*What the exercise asks:*
Examine every line of the listing below. Count those containing "Live" and state only the result.
--*--
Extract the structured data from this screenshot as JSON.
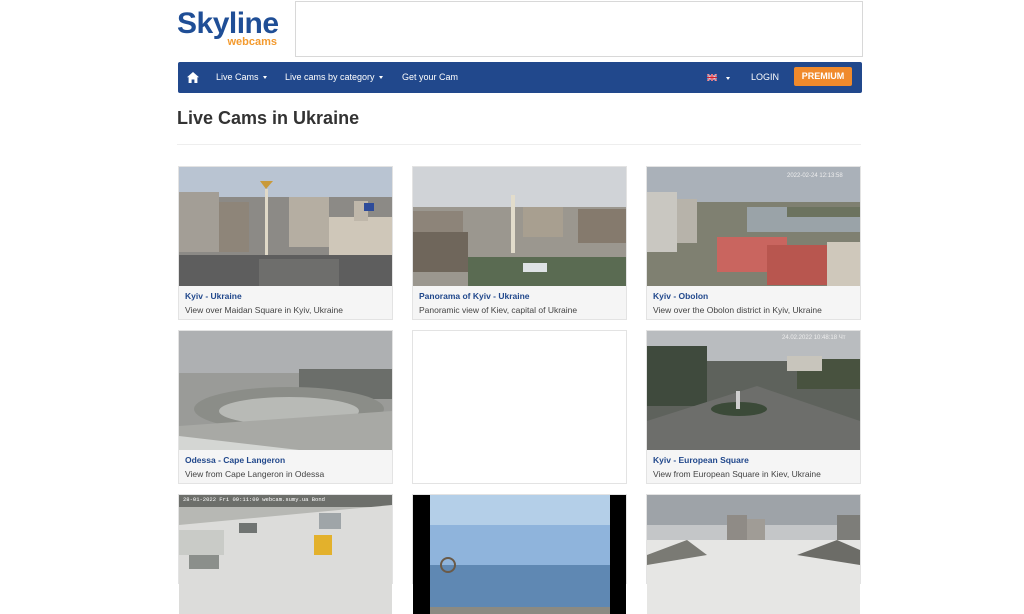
{
  "brand": {
    "name": "Skyline",
    "sub": "webcams"
  },
  "nav": {
    "live_cams": "Live Cams",
    "by_category": "Live cams by category",
    "get_cam": "Get your Cam",
    "login": "LOGIN",
    "premium": "PREMIUM"
  },
  "page": {
    "title": "Live Cams in Ukraine"
  },
  "cams": [
    {
      "title": "Kyiv - Ukraine",
      "desc": "View over Maidan Square in Kyiv, Ukraine"
    },
    {
      "title": "Panorama of Kyiv - Ukraine",
      "desc": "Panoramic view of Kiev, capital of Ukraine"
    },
    {
      "title": "Kyiv - Obolon",
      "desc": "View over the Obolon district in Kyiv, Ukraine"
    },
    {
      "title": "Odessa - Cape Langeron",
      "desc": "View from Cape Langeron in Odessa"
    },
    {
      "title": "Kyiv - European Square",
      "desc": "View from European Square in Kiev, Ukraine"
    }
  ],
  "overlays": {
    "obolon_ts": "2022-02-24 12:13:58",
    "european_ts": "24.02.2022 10:48:18 Чт",
    "sumy_ts": "28-01-2022 Fri 09:11:09   webcam.sumy.ua   Bond"
  },
  "icons": {
    "home": "home-icon",
    "flag": "uk-flag-icon",
    "caret": "caret-down-icon"
  },
  "colors": {
    "brand_blue": "#21488c",
    "accent_orange": "#f08a2c",
    "link_blue": "#21488c"
  }
}
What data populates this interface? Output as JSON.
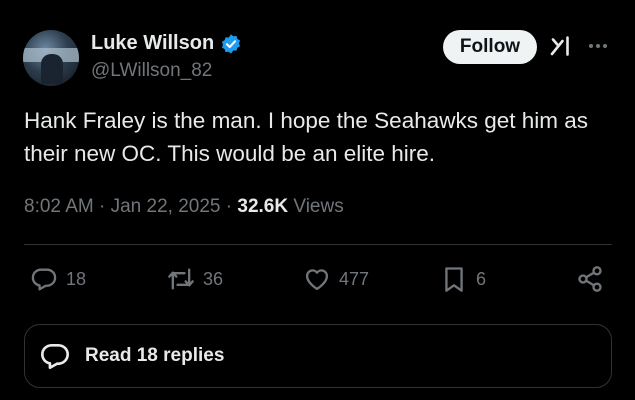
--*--
*Response to the task:*
3